- **What this task involves**
Copy each line of the data below with the word "freedom".

- **Supplied records**
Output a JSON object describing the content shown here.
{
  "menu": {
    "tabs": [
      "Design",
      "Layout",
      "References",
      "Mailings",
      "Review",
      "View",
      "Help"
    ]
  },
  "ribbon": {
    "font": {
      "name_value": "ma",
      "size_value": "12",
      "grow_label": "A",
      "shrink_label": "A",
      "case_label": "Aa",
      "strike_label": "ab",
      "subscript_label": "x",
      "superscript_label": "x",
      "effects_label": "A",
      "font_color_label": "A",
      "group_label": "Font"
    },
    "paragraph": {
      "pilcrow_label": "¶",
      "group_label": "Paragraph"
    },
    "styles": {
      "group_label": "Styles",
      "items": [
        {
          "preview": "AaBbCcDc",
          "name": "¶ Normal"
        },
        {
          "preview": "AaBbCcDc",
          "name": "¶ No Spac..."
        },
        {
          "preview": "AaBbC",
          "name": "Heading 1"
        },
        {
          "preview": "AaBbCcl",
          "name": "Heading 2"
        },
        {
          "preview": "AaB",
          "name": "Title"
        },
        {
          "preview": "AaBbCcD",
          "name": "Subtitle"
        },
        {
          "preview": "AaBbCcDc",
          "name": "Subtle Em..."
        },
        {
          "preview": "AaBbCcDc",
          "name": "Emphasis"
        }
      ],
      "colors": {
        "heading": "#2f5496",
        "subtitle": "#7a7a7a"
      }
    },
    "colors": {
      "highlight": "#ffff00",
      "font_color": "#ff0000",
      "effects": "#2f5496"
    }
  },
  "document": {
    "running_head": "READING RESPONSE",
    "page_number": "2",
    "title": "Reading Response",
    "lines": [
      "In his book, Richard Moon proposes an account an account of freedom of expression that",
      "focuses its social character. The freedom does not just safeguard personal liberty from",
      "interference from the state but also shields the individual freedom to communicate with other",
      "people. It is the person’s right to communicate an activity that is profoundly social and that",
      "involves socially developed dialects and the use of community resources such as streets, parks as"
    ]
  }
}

- **Result**
      "In his book, Richard Moon proposes an account an account of freedom of expression that",
      "focuses its social character. The freedom does not just safeguard personal liberty from",
      "interference from the state but also shields the individual freedom to communicate with other",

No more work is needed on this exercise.